I’ve spent the last 20 years in public service, with the last four in conservation, leading The Nature Conservancy in Texas. In that time, I’ve seen a lot of change—cell phones have replaced wall phones, and the Internet has completely changed the way we communicate and connect. I’ve also seen concern about the environment become paramount. Issues like water scarcity, climate change, and protecting our natural resources have become dinner table discussions among family and friends.
At this point in our country’s history, that awareness of environmental issues—and in particular, issues of water quality and quantity—have never been more important. Clean, fresh water is our planet’s lifeblood; without this resource, businesses can’t function, families can’t cook a safe meal, economies can’t grow, and nature can’t flourish. But the tenuous position of our global freshwater supplies is palpable: Of all the water found on earth, 97 percent is salty and 2.5 percent is locked in ice. We are literally fueling the world’s economies, people and communities on the remaining half-percent.
Globally, the conversation about water poses seemingly simple questions: who has it, who needs it and where to get it. But the answers are far more complex. The World Bank reports more than one billion people lack access to clean water, and 80 countries are experiencing critical water shortages that threaten public health and economies. In my home state of Texas, the consequences of insufficient freshwater resources are no less critical. Experts expect Texas’ population to nearly double by 2060, to 50 million people, which will increase demand for freshwater by more than 20 percent. But existing water supplies are actually expected to decrease by 10 percent.
The warning signs of the looming water crisis are evident, and as much of the U.S combats drought, it’s clear that we can’t simply cross our fingers and hope for the best. But as we work to solve this puzzle, we must understand one basic idea: we cannot afford to pit one water need against another. We cannot fall under what I call “The Tyranny of Or” where we create and perpetuate false choices—protecting agricultural interests or serving our cities, utilizing our lakes and streams for recreation or protecting our watersheds.
Next: what’s wrong with “The Tyranny of Or”?
Creating either/or scenarios leads us to discuss water as a zero-sum, winner-take-all game, when in fact, it is just the opposite. Think about it:
- Roughly 70 percent of the water used globally is used for agriculture and irrigation. Of that, 30 percent is completely wasted, meaning it doesn’t go toward the ultimate goal of growing food. Imagine if we conserved just 15 percent of that water—we could, for instance, serve the city of Austin 10 times over.

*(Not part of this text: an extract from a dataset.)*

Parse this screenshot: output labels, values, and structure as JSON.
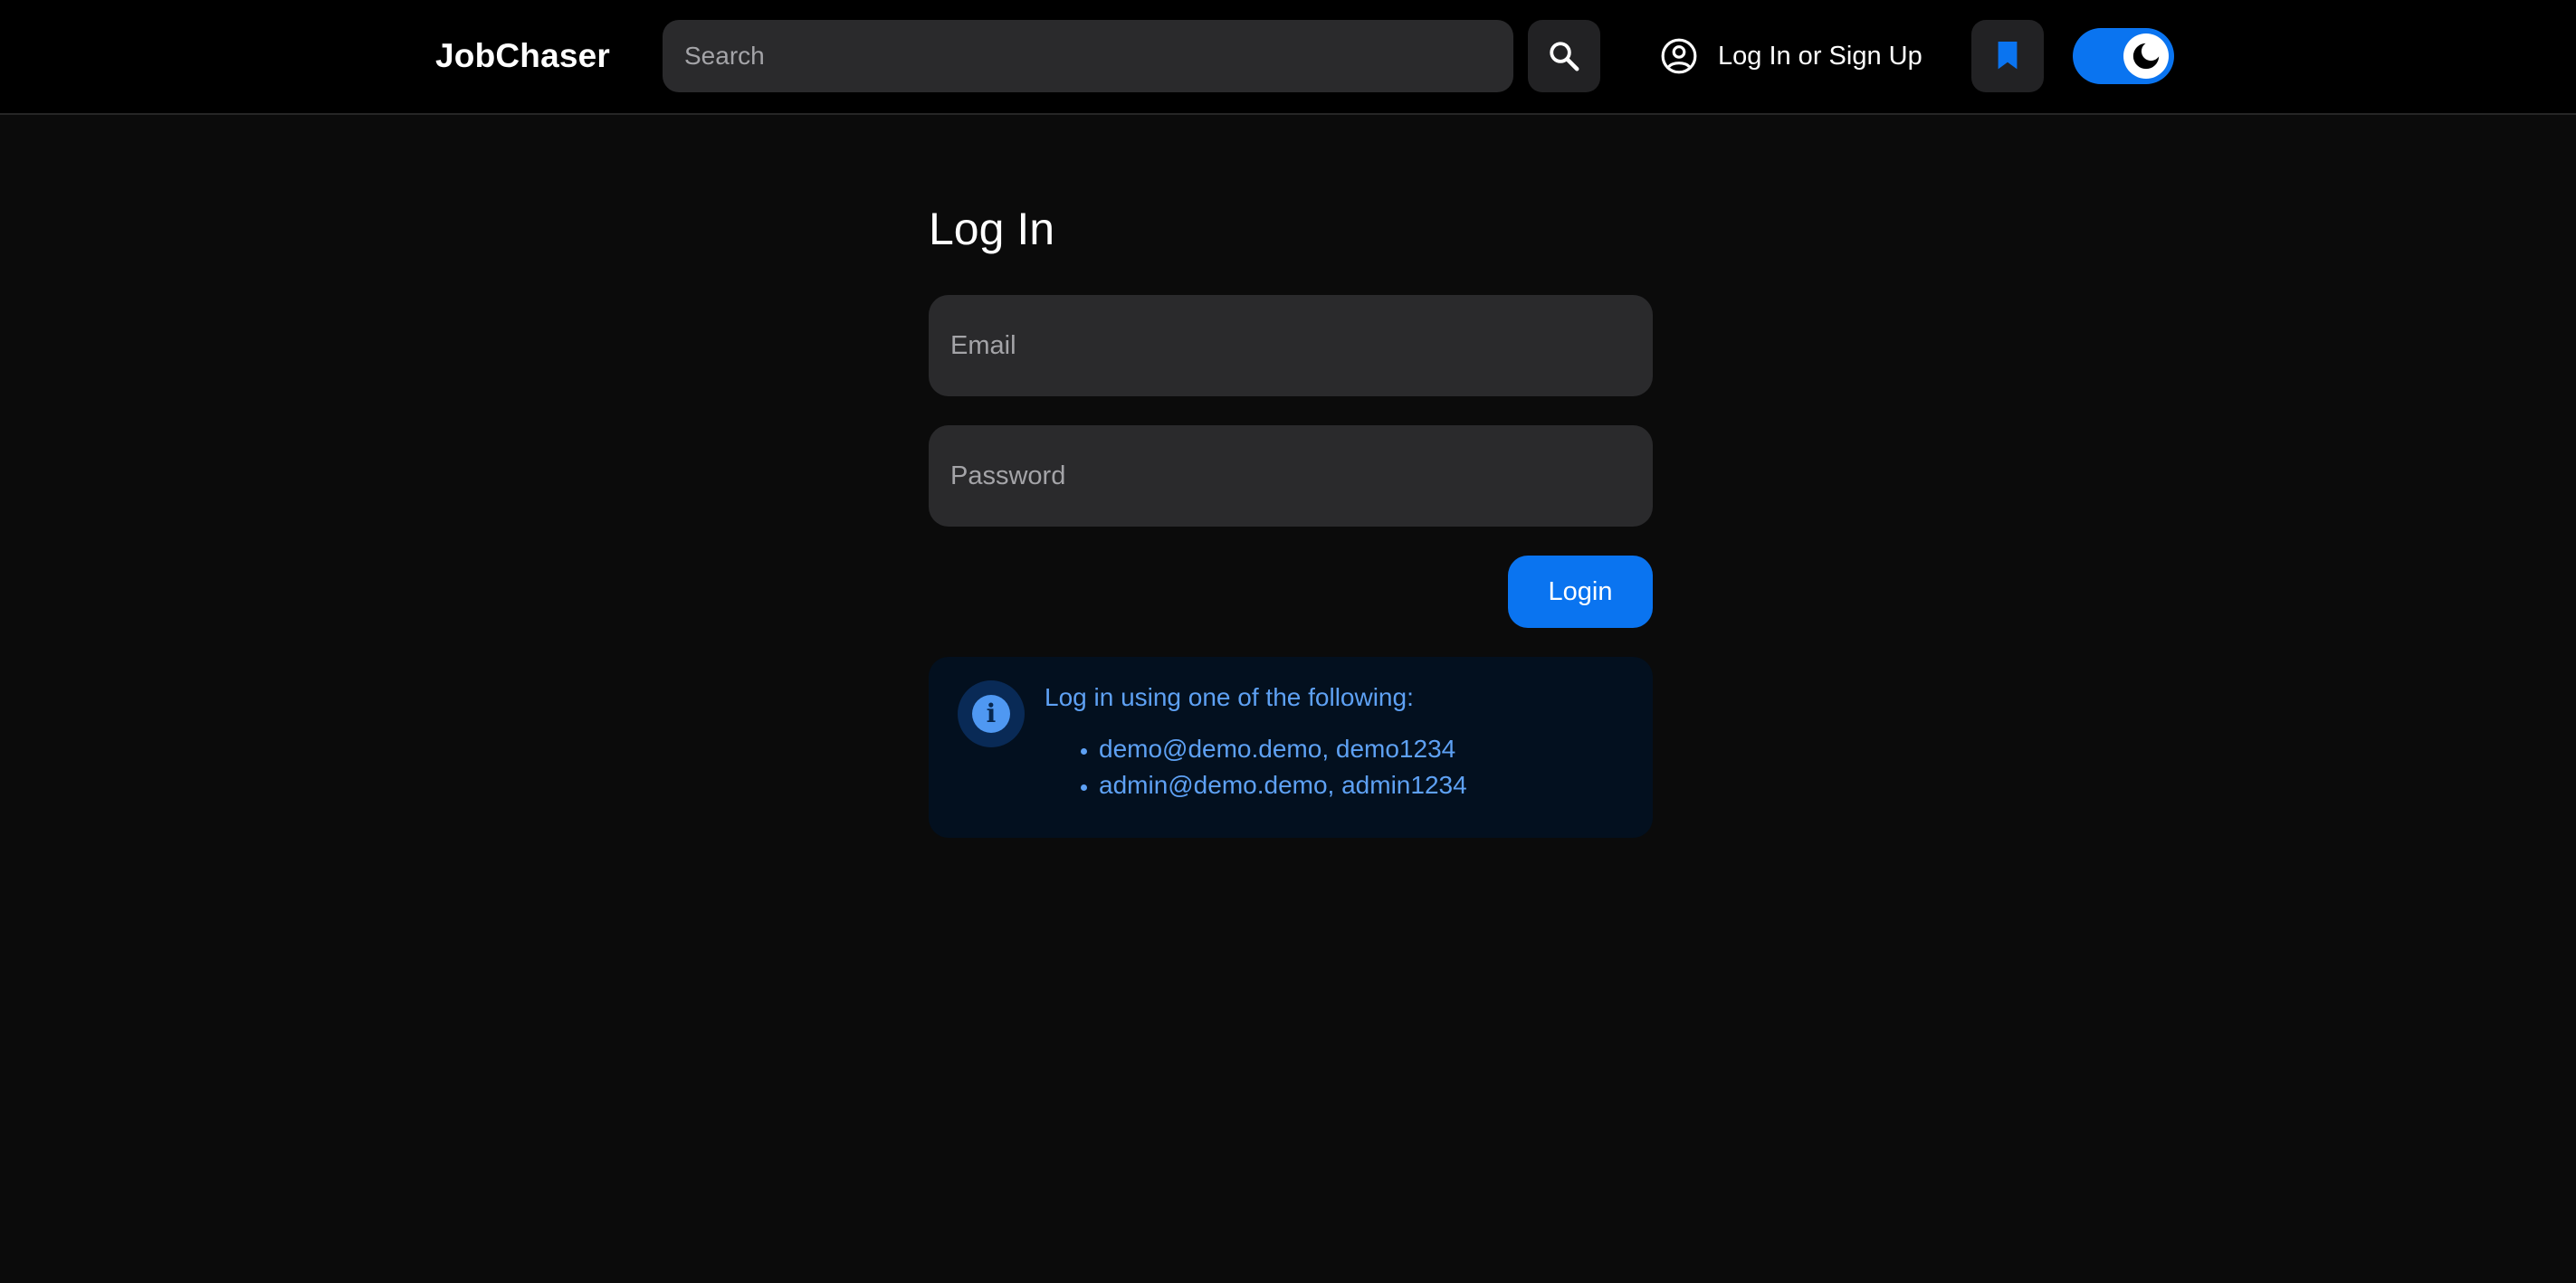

- Municipalities are the second largest water sector of water use behind agriculture and irrigation, and as our cities grow, the demand from our cities will increase. But cities can lose as much as 15 percent of their water through fixable issues like leaky pipes—it makes sense to prioritize programs that upgrade city infrastructure and support creative conservation solutions.
- The most important aspect of energy production is the availability of fresh water: the oil and natural gas industry use it in every aspect of exploration and production, from enhanced recovery techniques to engine and compressor coolant. While we may disagree on the types of energy to ultimate rely on, what isn’t in question is the fact that we need reliable sources of energy to support our economies and supply our growing cities.

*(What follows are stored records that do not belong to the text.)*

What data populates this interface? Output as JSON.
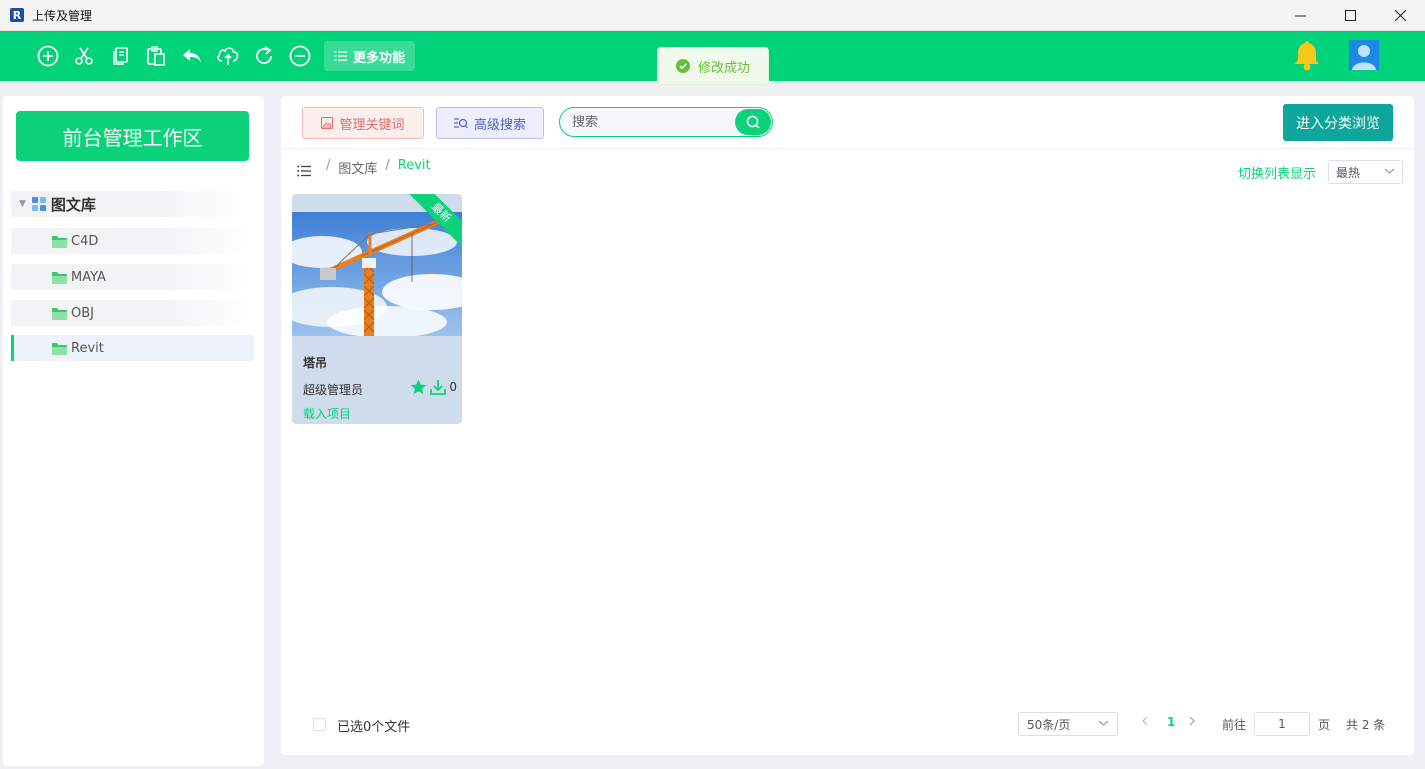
{
  "window": {
    "app_icon_letter": "R",
    "title": "上传及管理",
    "minimize": "—",
    "maximize": "☐",
    "close": "✕"
  },
  "toolbar": {
    "icons": [
      "add-icon",
      "cut-icon",
      "copy-icon",
      "paste-icon",
      "undo-icon",
      "upload-icon",
      "redo-icon",
      "remove-icon"
    ],
    "more_label": "更多功能",
    "accent": "#00d27a"
  },
  "toast": {
    "message": "修改成功"
  },
  "sidebar": {
    "workspace_label": "前台管理工作区",
    "tree_root": "图文库",
    "items": [
      {
        "label": "C4D"
      },
      {
        "label": "MAYA"
      },
      {
        "label": "OBJ"
      },
      {
        "label": "Revit"
      }
    ]
  },
  "main": {
    "keyword_btn": "管理关键词",
    "advanced_btn": "高级搜索",
    "search_placeholder": "搜索",
    "category_btn": "进入分类浏览",
    "breadcrumb": [
      "图文库",
      "Revit"
    ],
    "switch_view": "切换列表显示",
    "sort_value": "最热"
  },
  "card": {
    "ribbon": "最新",
    "title": "塔吊",
    "author": "超级管理员",
    "downloads": "0",
    "action": "载入项目"
  },
  "footer": {
    "selected_text": "已选0个文件",
    "page_size": "50条/页",
    "current_page": "1",
    "goto_label": "前往",
    "goto_value": "1",
    "page_unit": "页",
    "total": "共 2 条"
  }
}
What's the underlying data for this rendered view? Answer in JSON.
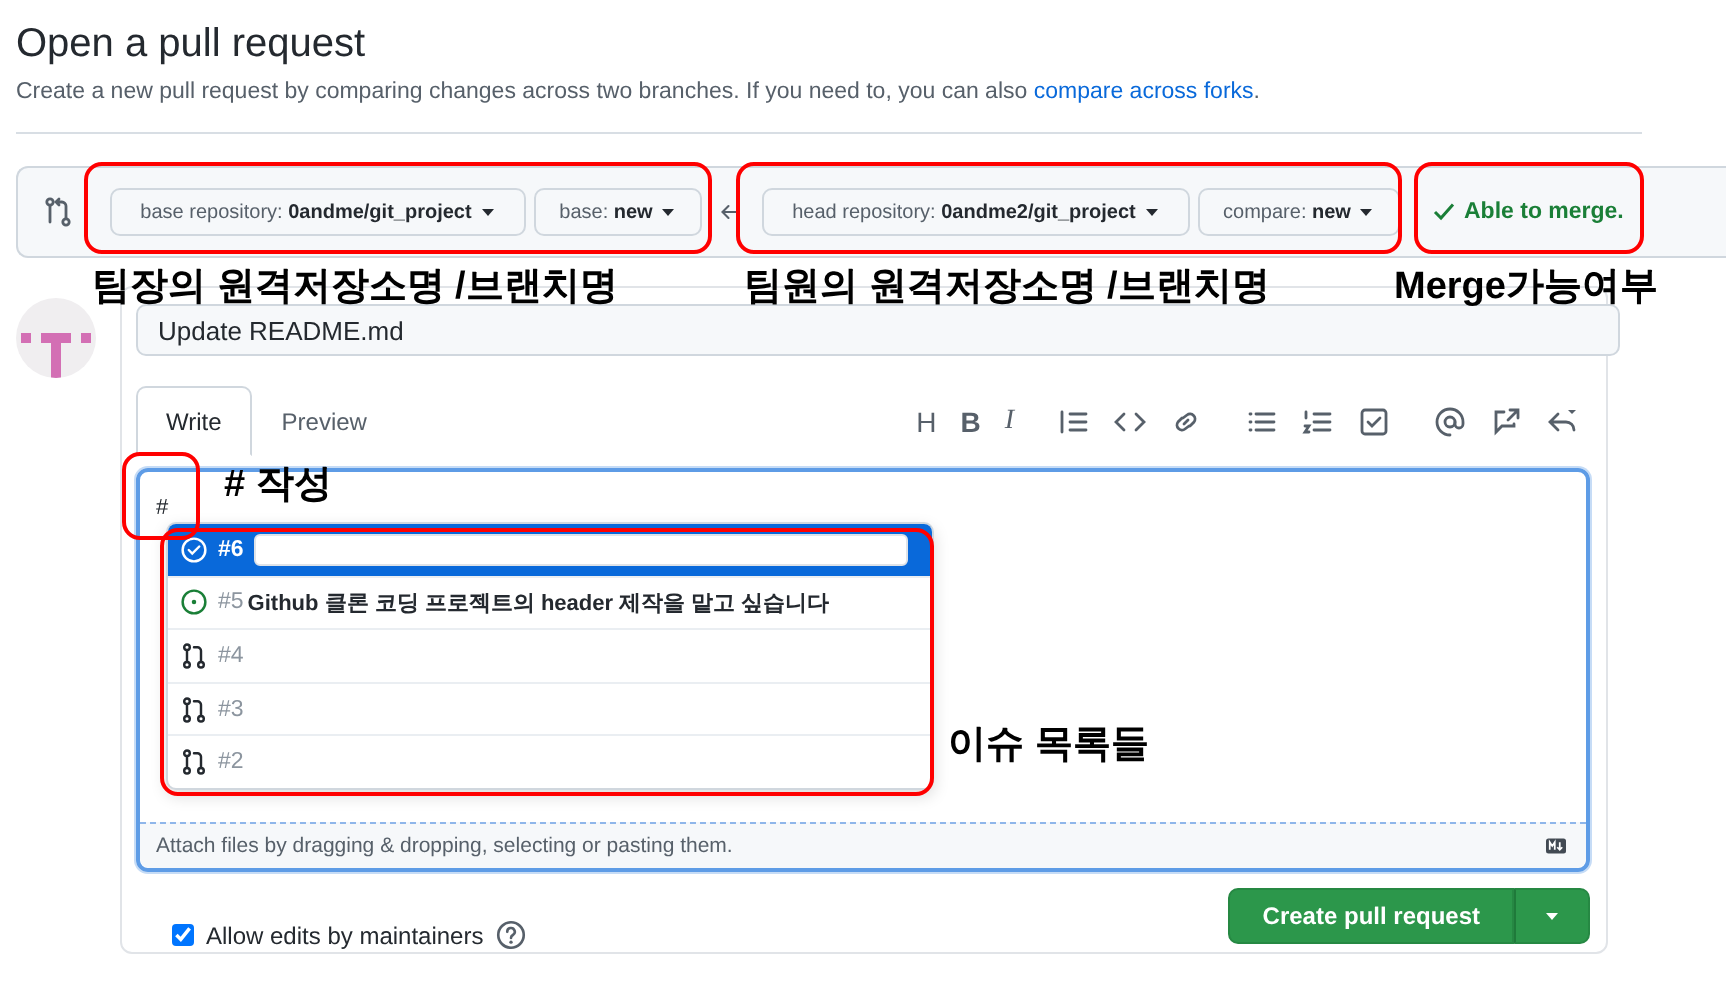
{
  "header": {
    "title": "Open a pull request",
    "subtitle": "Create a new pull request by comparing changes across two branches. If you need to, you can also ",
    "subtitle_link": "compare across forks",
    "subtitle_end": "."
  },
  "compare": {
    "selectors": [
      {
        "label": "base repository: ",
        "value": "0andme/git_project"
      },
      {
        "label": "base: ",
        "value": "new"
      },
      {
        "label": "head repository: ",
        "value": "0andme2/git_project"
      },
      {
        "label": "compare: ",
        "value": "new"
      }
    ],
    "merge_status": "Able to merge."
  },
  "form": {
    "title_value": "Update README.md",
    "tabs": [
      {
        "label": "Write",
        "selected": true
      },
      {
        "label": "Preview",
        "selected": false
      }
    ],
    "toolbar": [
      {
        "kind": "glyph",
        "text": "H"
      },
      {
        "kind": "bold-glyph",
        "text": "B"
      },
      {
        "kind": "italic-glyph",
        "text": "I"
      },
      {
        "kind": "quote"
      },
      {
        "kind": "code"
      },
      {
        "kind": "link"
      },
      {
        "kind": "bullets"
      },
      {
        "kind": "numbers"
      },
      {
        "kind": "tasks"
      },
      {
        "kind": "mention"
      },
      {
        "kind": "reference"
      },
      {
        "kind": "reply"
      }
    ],
    "body_value": "#",
    "suggestions": [
      {
        "kind": "closed-issue",
        "number": "#6",
        "selected": true,
        "redacted": true
      },
      {
        "kind": "open-issue",
        "number": "#5",
        "title": "Github 클론 코딩 프로젝트의 header 제작을 맡고 싶습니다",
        "selected": false,
        "redacted": false
      },
      {
        "kind": "pull-request",
        "number": "#4",
        "selected": false,
        "redacted": false
      },
      {
        "kind": "pull-request",
        "number": "#3",
        "selected": false,
        "redacted": false
      },
      {
        "kind": "pull-request",
        "number": "#2",
        "selected": false,
        "redacted": false
      }
    ],
    "attach_hint": "Attach files by dragging & dropping, selecting or pasting them.",
    "maintainers": {
      "label": "Allow edits by maintainers",
      "checked": true
    },
    "submit": "Create pull request"
  },
  "annotations": [
    {
      "kind": "box"
    },
    {
      "kind": "box"
    },
    {
      "kind": "box"
    },
    {
      "kind": "box"
    },
    {
      "kind": "box"
    },
    {
      "kind": "label",
      "text": "팀장의 원격저장소명 /브랜치명"
    },
    {
      "kind": "label",
      "text": "팀원의 원격저장소명 /브랜치명"
    },
    {
      "kind": "label",
      "text": "Merge가능여부"
    },
    {
      "kind": "label",
      "text": "# 작성"
    },
    {
      "kind": "label",
      "text": "이슈 목록들"
    }
  ]
}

The necessary conversation should not choose winners and losers; the end result should not be protecting only farmers or only cities or only energy and industry. Instead, let’s talk about how to serve the needs of each of those constituencies adequately and with fairness. To achieve that, we need to invest in large-scale, across-the-board conservation—it isn’t only about using less, but using what we have more efficiently. If we lose sight of that, we risk losing sight of our ultimate goal: ensuring a healthy environment for ourselves and for future generations.
Laura Huffman is the director of The Nature Conservancy of Texas. A native of Austin, Huffman has a long and distinguished record of public service. She earned a master’s of public affairs from the University of Texas at Austin and a bachelor’s in political science with a minor in history from Texas A&M University. She makes her home in Austin, with husband Kent and their four children.
[Photo credit: Flickr user fox_kiyo via Creative Commons]
By Laura Huffman, The Nature Conservancy